As you may have already heard, cryptocurrencies have a record of being one of the most profitable investment classes of all time. After all, the cryptocurrency market has exploded from $4 billion to over $350 billion in the last five years, while cryptocurrencies like Bitcoin (BTC), Ethereum (ETH), and Litecoin (LTC) have appreciated by well over 10,000% apiece, while some lesser-known assets have gone even further.
However, though cryptocurrencies have eclipsed every other asset class in terms of percentage appreciation in recent years, most people are still missing out, due to the misconception that cryptocurrency investments are only accessible to tech-savvy financial professionals. But the truth is, investing in cryptocurrency is actually easier than many people think, and can take just a few short steps to get started.
Step 1: Get A Wallet
With cash, you need a wallet to keep all your money organized and within reach at all times. In the cryptocurrency industry, you need a cryptocurrency wallet instead, these are downloadable programs or physical devices that can usually be used to securely store a variety of different cryptocurrencies in one place.
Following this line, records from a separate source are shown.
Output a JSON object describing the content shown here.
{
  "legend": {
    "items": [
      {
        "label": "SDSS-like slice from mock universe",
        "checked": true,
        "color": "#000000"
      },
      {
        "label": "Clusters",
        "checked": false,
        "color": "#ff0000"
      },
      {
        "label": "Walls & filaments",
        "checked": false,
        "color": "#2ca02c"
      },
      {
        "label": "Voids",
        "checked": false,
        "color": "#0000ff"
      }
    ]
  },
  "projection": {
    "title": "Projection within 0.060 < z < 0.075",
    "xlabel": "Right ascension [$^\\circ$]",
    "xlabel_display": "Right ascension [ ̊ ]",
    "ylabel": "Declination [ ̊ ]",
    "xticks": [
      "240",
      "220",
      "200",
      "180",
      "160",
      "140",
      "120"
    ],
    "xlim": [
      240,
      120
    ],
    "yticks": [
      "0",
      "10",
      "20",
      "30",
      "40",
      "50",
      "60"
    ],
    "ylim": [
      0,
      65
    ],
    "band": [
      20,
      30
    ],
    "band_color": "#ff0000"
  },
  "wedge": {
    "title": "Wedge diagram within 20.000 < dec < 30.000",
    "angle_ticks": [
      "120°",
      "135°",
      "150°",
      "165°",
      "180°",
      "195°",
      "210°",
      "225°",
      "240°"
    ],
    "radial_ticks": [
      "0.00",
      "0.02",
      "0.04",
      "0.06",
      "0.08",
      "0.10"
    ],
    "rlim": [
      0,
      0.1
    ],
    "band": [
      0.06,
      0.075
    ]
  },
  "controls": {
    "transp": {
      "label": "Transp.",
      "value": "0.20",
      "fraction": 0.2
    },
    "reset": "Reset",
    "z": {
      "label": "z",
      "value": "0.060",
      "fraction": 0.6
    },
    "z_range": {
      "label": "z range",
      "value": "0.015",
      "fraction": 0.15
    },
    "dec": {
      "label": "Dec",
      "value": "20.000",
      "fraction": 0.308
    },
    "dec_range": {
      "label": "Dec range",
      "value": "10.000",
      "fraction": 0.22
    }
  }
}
Much like your regular wallet or bank account, you want to keep your cryptocurrency wallet protected at all times and avoid giving out personally identifiable information, such as login credentials and passwords, or the private keys and seed phrases that could be used to access your cryptocurrencies.
There are a huge number of cryptocurrency wallet applications available, but beginner and intermediate users will likely be best served by Coin.Space, which is one of the most accessible and easy to use wallets there is. Available for both mobile and desktops, Coin Wallet supports several popular cryptocurrencies like Bitcoin, Litecoin, Ethereum, and ERC20 tokens, and features bank-level security.
Step 2: Buy and Trade Cryptocurrencies
Once you’ve got your wallet created, you will then be ready to purchase some cryptocurrencies. Depending on where you’re from, which cryptocurrency you are interested in, and how much you are looking to buy, there are a few options available to you.
If you are an absolute beginner, then one of the myriad cryptocurrency brokers are likely to be your best first port of call. These are essentially simple platforms that allow users to purchase cryptocurrencies with a variety of popular payment methods like debit and credit cards, as well as bank deposits and more. These are the easiest way to get your hands on cryptocurrencies and usually deposit your cryptocurrencies to the wallet address you specify (e.g the one you created earlier) once payment has been made.
Popular cryptocurrency brokers include Coinbase, Coinmama, CEX and Changelly — each of which provides access to a range of cryptocurrencies and are relatively fool-proof to use.
For more advanced users, cryptocurrency exchanges like Binance, Poloniex, and Coinbase Pro represent better alternatives, since they are cheaper to use, but are more complicated. You can learn to use platforms like these by taking the free cryptocurrency trading course offered by NewsCrypto, if you plan to dive deeper into the industry.
Once you have purchased your cryptocurrencies and deposited them to your wallet, you will then be able to hold on to them while they appreciate in value. Since cryptocurrencies are quite volatile, it may be best to hold for 6+ months to ensure you are not adversely affected by any temporary losses. Once you’re happy with your profits, you can then sell your assets through the same broker or cryptocurrency exchange you got them from to begin with to lock in your profits.
Step 3: Jump Into the DeFi Revolution
Although prominent cryptocurrencies have demonstrated a long-term bullish trend, and are more likely than not to gain value in the coming months and years, it’s also possible to turn a relatively safe profit on your cryptocurrency holding by investing in one of the myriad popular decentralized finance (DeFi) projects.
Arguably the simplest DeFi platforms to start with are open lending protocols like Compound and Aave, which allow you to safely lend your assets out to earn interest. Borrowers on these platforms need to deposit collateral to ensure you receive your investment back plus interest, no matter how the market behaves. Likewise, cryptocurrency staking, a process that sees token holders rewarded for temporarily locking up their tokens to earn rewards, has become far more accessible in recent months — and can now often be accessed by beginners with little hassle.
Beyond this, yield-farming and liquidity provision are becoming increasingly popular in 2020, as they can generate substantial yields on cryptocurrency holdings. However, they’re best leveraged by experienced users, since the risk of loss can also be significant. As with all potential investments, it’s important to do your due diligence in advance, and the only risk as much as you’re willing to lose.